The promise isn’t that there will be no tears. It’s that the tears will be tenderly wiped away.

The promise isn’t that there will be no death. It’s that even though we die, we live. 

And no, I don’t know what that means. Nobody on this side of the veil does. 

All Saints is a feast day that brings together a lot of things. Remembering and giving thanks for the saints who, in their time and place, have helped God’s light shine out, all those we have called to stand beside us, and so many more.  

It means holding the memory of our own beloved dead – those who may not be named by the church or remembered beyond their dearest ones, but who, because we knew them, changed us for good.

And it means celebrating that we, too, are God’s faithful ones, chosen and called, a royal priesthood, a holy nation, set apart to live lives oriented towards God’s purposes on earth. 

 Our three-year cycle of readings points us towards different aspects of all this, each year.This year’s readings invite us to pause and grieve, in hope. 

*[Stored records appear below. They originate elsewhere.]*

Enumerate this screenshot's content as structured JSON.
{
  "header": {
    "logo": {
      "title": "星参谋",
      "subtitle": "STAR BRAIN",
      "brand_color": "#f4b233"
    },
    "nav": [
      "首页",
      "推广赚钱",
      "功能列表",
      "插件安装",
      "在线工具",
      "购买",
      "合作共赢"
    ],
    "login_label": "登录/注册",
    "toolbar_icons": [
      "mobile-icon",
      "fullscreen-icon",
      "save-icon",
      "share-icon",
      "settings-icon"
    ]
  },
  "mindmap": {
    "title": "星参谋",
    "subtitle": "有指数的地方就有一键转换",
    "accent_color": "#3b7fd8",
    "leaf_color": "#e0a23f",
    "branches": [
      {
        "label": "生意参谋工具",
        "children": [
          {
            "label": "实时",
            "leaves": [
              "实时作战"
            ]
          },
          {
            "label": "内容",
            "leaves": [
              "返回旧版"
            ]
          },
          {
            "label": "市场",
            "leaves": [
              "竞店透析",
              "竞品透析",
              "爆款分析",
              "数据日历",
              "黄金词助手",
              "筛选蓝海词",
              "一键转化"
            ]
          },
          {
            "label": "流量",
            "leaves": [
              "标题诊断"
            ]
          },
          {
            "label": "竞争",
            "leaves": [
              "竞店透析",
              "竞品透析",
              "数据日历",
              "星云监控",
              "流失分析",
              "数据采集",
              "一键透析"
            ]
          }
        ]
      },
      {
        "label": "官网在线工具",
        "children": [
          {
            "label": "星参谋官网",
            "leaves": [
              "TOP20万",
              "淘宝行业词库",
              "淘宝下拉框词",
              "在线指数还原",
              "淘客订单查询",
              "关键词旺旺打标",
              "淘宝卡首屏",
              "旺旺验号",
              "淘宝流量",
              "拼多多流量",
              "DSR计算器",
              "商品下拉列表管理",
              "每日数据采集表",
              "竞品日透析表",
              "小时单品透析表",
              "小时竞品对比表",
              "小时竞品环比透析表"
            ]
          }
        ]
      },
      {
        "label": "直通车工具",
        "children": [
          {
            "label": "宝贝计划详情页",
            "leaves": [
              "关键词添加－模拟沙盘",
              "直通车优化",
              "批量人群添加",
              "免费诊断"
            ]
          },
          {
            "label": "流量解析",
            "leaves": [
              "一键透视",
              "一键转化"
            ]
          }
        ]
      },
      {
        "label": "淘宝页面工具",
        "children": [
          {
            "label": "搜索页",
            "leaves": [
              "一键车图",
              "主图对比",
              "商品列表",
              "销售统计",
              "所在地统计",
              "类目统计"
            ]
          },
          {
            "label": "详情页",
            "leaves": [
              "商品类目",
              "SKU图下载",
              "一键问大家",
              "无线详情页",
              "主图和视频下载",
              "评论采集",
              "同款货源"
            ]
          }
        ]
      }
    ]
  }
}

Let me confess that I’ve taken a liberty with our Gospel text today. What is actually on the calendar is the next part of this story. Martha’s sister Mary comes to Jesus; she greets him the same way Martha did: “‘Lord, if you had been here, my brother would not have died.” She is weeping and the others gathered there are weeping and Jesus starts to weep too. Then he goes to the tomb where Lazarus is laid, and he raises him from the dead. 

It’s a powerful and important story. But this part – Jesus’ dialogue with Martha – is more reflective of our experiences of loss. For that reason, it’s often used as a text at funerals. 

Like Martha, we might reproach God: Surely, if you had been here – beside this hospital bed, on this dark road, in this lonely room – my loved one would not have died.

Like Martha, we hope to see our loved ones again one day – what the Rite I funeral service calls “a reasonable and holy hope” – but that Last Day seems too distant to offer much immediate comfort. 

Like Martha – like Job! – we try to find some kind of grounding in a conviction that, whatever else happens, God is God. 

Martha’s brother is restored to her, mere moments later. That’s not how it usually happens. 

We lose someone – or something: possibilities, precious things, beloved places. And we grieve. We ache. We rage. Sometimes we go numb. 

Today our All Saints texts tell us: God sees. God hears. God weeps with us. And that the new reality that is slowly and mysteriously being born, under and behind and within our reality – in God’s new world, promised in our Isaiah and Revelation texts, written nearly a thousand years apart – Death will be no more. There will be an end to grief, to loss. A loving God will wipe away all our tears. 

In the meantime, tough: how do we live in this reality? Where not to love seems intolerably lonely –  but to love means the inevitability of loss? 

In the Marvel TV series Wandavision, a character speaks to another character, who is grieving deep losses, and says: What is grief but love persevering? 

What is grief but love persevering? A beautiful line just asking to be quoted in a sermon. But I’m sure that many in grief, if there were a switch to flip to turn off that love when the beloved is gone, would consider it. Just to ease the ache of absence. 

But there is no switch. We were made for love, and so we were made for grief. 

At our clergy retreat last week we were invited to spend some time with a poem. The one that spoke to me was by Rainer Maria Rilke. It imagines the words God speaks to each soul just before it begins its life on earth – including this: 

Let everything happen to you: the beautiful and the terrifying.

One must just keep going. No feeling is final. 

Don’t let yourself lose Me. 

In my favorite Barbara Kingsolver novel, Animal Dreams, there’s a quotation that I think of pretty often – You can’t just replace people you love with other people. But you can trust that there will keep on being people to love.  

The promise isn’t that love will always be easy. It’s that love is never wasted. 

The promise isn’t that there will be no loss. It’s that what is lost will one day be restored.

The promise isn’t that there will be no tears. It’s that – someday, somehow, somewhere – our tears will be tenderly wiped away, by a God who knows our hearts and holds all our sorrows in the same loving hands that framed the universe.